Cloud-based call center software has become increasingly popular over recent years. It’s flexible, cost-effective, and easy to set up. But, many businesses, especially large corporations, are hesitant to move away from on-premise solutions.
Whether you’re launching your first contact center, or trying to make the best decision for the future, it’s important to truly understand your options. In this post, we’ll take review the top pros and cons of on-premise call center software to help you make the right decision for your business.
Pros and Cons of On-Premise Call Center Software
On-premise call center software still makes up a large part of the contact center industry. Here are a few of the reasons why some businesses opt for legacy solutions:
Maintenance and Control
Businesses that choose premise-based call center software are solely responsible for maintenance and updates. This means that you have complete control over when and how upgrades occur. But, it also means that your business relies heavily on in-house or outsourced IT staff. Plus, you’re stuck with the costs associated with ongoing maintenance and repairs. For some companies, the ability to maintain and control an on-premise solution is an advantage; but others would rather not deal with the hassle of hiring IT staff and performing all maintenance without the help of a provider.
Proponents of on-premise software often focus on the question of reliability, especially when it comes to hard phones and VoIP phones. These companies insist that a direct connection is the only reliable connection.
And this isn’t entirely untrue. Virtual call center software runs over the Internet. If your Internet connection is not reliable, your call quality may suffer. If your business plans to use a cloud-based solution instead of a premise-based one, it is important to ensure that you have a reliable Internet Service Provider (ISP).
Although premise-based software works for some companies, it does have its drawbacks. Here are a few reasons why some businesses choose to use cloud-based solutions:
On-premise call center software requires the installation and maintenance of on-site hardware, including a PBX, phones, and direct lines. While this may afford a sense of added reliability, it’s not a flexible solution. Cloud-based software offers all of the same functionality of on-premise solutions, but is far more scalable. If you need to add or remove agents based on seasonality, you simply contact your provider. The provider will provision or remove seats and lines as necessary without the need of on-site installation.
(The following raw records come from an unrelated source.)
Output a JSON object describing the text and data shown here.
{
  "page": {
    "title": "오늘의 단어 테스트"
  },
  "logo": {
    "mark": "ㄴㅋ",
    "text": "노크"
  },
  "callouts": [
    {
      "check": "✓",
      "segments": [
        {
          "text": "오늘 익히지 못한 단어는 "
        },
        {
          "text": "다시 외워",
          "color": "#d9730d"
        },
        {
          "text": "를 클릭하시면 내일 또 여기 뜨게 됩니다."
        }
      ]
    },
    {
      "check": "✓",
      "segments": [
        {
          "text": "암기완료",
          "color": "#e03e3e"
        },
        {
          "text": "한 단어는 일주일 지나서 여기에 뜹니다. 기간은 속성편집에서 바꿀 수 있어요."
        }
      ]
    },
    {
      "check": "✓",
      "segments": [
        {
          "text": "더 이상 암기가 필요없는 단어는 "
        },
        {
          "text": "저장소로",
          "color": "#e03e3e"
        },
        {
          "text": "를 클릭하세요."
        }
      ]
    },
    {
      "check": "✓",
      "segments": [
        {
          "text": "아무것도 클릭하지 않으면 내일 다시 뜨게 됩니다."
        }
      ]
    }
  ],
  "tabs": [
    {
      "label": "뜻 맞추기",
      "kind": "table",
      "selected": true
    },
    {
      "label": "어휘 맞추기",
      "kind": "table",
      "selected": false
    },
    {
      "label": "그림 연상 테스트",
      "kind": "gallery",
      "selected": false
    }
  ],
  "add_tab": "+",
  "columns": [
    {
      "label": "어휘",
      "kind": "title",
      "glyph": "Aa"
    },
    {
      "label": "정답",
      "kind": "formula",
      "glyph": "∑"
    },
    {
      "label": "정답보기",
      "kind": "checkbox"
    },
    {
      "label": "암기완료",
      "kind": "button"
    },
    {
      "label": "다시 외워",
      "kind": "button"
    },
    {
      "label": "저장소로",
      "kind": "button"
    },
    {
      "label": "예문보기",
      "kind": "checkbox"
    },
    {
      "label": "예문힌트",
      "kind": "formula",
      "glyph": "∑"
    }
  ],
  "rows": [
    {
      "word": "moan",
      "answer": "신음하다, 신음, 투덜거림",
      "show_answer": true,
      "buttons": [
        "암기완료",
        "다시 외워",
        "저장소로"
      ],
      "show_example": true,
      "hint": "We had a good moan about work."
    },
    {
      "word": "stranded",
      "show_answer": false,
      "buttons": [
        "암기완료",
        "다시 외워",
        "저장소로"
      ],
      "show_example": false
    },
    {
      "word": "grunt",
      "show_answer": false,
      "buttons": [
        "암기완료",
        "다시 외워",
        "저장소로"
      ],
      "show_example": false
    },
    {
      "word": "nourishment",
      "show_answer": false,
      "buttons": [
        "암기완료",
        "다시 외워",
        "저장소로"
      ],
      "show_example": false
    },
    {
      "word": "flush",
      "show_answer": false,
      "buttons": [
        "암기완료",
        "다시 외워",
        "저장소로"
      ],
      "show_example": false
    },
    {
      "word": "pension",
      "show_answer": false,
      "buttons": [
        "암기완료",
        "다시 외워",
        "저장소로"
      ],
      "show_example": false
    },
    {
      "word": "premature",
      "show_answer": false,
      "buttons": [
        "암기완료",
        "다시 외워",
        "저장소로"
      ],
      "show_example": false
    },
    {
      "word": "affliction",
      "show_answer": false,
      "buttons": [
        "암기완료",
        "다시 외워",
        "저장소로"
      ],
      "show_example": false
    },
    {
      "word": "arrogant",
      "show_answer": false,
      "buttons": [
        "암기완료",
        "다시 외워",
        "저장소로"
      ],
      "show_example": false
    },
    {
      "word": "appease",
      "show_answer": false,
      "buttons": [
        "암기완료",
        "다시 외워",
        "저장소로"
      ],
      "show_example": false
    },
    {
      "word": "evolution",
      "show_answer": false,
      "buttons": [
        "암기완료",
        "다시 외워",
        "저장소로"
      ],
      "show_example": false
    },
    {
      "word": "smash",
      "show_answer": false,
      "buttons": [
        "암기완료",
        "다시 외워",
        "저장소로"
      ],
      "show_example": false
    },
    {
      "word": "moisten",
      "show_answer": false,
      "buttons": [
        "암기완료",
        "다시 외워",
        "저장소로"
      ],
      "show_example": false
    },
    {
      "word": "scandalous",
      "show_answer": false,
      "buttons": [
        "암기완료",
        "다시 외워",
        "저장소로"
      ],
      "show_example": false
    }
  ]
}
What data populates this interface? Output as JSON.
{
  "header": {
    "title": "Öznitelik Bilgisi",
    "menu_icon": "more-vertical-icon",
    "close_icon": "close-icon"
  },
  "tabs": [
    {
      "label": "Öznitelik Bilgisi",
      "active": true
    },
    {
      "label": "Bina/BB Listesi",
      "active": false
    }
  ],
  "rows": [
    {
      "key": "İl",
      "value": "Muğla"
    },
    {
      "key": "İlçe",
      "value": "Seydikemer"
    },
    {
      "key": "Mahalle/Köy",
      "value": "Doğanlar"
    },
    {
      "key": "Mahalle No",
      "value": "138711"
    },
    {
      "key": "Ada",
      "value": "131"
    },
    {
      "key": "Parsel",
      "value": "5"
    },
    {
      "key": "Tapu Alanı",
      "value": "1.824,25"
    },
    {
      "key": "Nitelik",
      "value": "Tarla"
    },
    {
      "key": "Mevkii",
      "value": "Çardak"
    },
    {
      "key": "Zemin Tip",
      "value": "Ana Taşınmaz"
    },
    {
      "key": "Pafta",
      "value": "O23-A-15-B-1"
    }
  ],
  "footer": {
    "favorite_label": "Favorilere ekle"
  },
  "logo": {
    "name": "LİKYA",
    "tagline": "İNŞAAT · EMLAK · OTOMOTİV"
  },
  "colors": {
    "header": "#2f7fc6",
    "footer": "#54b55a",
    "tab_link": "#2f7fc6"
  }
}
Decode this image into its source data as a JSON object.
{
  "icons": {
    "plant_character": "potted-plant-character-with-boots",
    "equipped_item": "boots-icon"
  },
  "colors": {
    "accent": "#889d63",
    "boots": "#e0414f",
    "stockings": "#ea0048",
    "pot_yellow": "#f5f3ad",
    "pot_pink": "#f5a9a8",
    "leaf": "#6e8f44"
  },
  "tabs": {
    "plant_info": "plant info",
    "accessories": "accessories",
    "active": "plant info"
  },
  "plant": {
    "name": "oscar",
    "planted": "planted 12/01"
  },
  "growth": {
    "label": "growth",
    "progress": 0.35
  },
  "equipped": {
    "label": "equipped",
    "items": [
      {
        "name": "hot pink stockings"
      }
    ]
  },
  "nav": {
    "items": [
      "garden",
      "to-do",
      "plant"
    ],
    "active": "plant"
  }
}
If your business uses on-premise call center software, your agents need to be on-site in order to be logged into the system. And as a call center manager, you need to be physically present to monitor calls, check reports, and keep an eye on daily activities.
Cloud-based call center software allows call center managers and agents to work from anywhere. It runs on the Internet, so you can log into the system (and your softphone) anywhere that you have a reliable Internet connection. This means that your company can recruit remote agents and save money on equipment and property costs.
Premise-based call center software may seem to offer higher levels of reliability. But, what happens when disaster strikes? If a flood, fire, or any other natural disaster affects your direct phone lines, your call center may experience outages.
Cloud-based call center software has built-in disaster recovery mechanism. Because it is hosted via the Internet, you don’t have to worry about unforeseen events affecting your phone service. Plus, most virtual call center providers offer multiple layers of backup and redundancy, so no single point of failure will affect your call center.
On-Premise vs Cloud-Based Call Center Software
Still not sure whether your business should choose on-premise or cloud-based call center software? Check out these related articles for more information.